At Excel Public Charter School, we place a strong focus on integrating computational thinking within our curriculum across all disciplines. To us, computational thinking means solving hard problems of all kinds using ideas from computer science. These include algorithmic thinking, decomposition, pattern recognition and abstraction, as well as confidence in the face of ambiguity and tenacity to persist through challenges requiring iteration and experimentation.
Our computational thinking curriculum is freely provided here for you to incorporate within your own classrooms. You’ll find lessons divided into disciplines along the top of this and every other page. With these lessons and projects, we hope you will encourage your students to grow and flourish as computational thinkers, ready to face the real-world challenges of their generation!
New lessons are added to the site regularly – here are some of our favorites! For more, check the subject menus at the top of the page.
Basketball Motion Analysis
Students use decomposition to break down a specific LeBron James play from the 2015 NBA Finals. Students practice drawing and interpreting speed graphs, as well as discuss whether computers and data can replace human basketball coaches.
The Evolution of Zoe the Protozoa
Students take on the role of Zoe in the struggle to find food and adapt in an ever-changing changing environment. Starting as a lowly protozoa, Zoe and her species experience mutations, some of which are beneficial and some of which are quickly phased out over tens of thousands of years. Eventually, the simulation jumps forward in time and replaces Zoe with Berta, a simple bird facing similar challenges in her environment.
Writing Historical Fiction
Students interview an adult family member or neighbor about their experience with a significant historical tragedy as a child or young adult. Students research the event and combine facts with their interview responses to craft a historical fiction narrative told from the perspective of their interview subject. This project closely aligns with Christopher Paul Curtis’ “The Watsons Go to Birmingham”, but can be adapted to fit other historical fiction novels as well.
Rational Football League
Students recruit a fantasy team of football players based on randomly generated statistics presented as ratios. To understand which player to draft for each position, students leverage ratio and proportional reasoning to compare the three options, ultimately deciding which stat they deem more important. Once their team is complete, students compete in the RFL Super Bowl, putting their six selections to the test to determine if they’d made the best choices or if their team would falter.

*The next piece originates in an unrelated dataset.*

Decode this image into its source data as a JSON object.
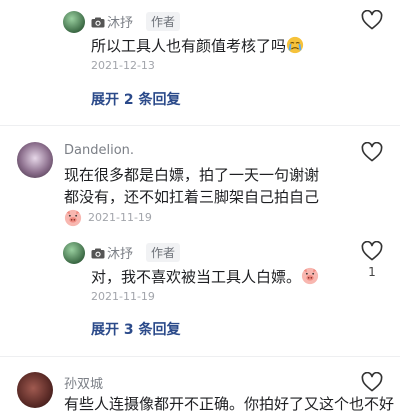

Mapping Earthquakes to Save the World
Students leverage real-time data to plot earthquakes on a world map. The fate of the world is in their hands – the President of the United States has asked for their help to save humankind. Students identify patterns in their data and connect earthquakes with tectonic plates, making recommendations back to the President about where people are safe and where people are most at risk.
In the computer-based Ancient Civilizations activity, students create their own civilization and see how it fares over the years based on choices they make for location, animals, plants and materials. Students trade resources between their civilizations, repeatedly go to war with unnamed enemies, and learn some fun facts about real-world ancient civilizations along the way.
Making Babies with Punnett Squares
Students begin by identifying their own genetic traits, answering a series of questions about their facial features. As they input their phenotype, an animated cartoon representation of themselves as a baby is created. Students then randomly generate a second baby to "cross" with, and proceed to create new generations of babies by filling in Punnett Squares and by reading probabilities of expressed traits from Punnett Squares that are filled in for them.
Drawing with Coordinates
Students will create their own designs by plotting coordinate pairs on paper. They trade their list of coordinate pairs with a partner, who attempts to recreate the original image to see how accurate their algorithm was. Students then enter the same list of ordered pairs into the Coordinate Drawer web app and explore how changing points and reflections affect their designs.
Body System Amusement Parks
Students team up to create amusement parks based on the various systems and organs within the human body. With the power of abstraction, each attraction represents the cardiovascular system, the muscular system, the digestive system, etc. Teams create both 3D scale models and presentations to an unnamed wealthy investment firm looking to build a new park in the students’ very own town.
Computational Thinking at Excel Public Charter School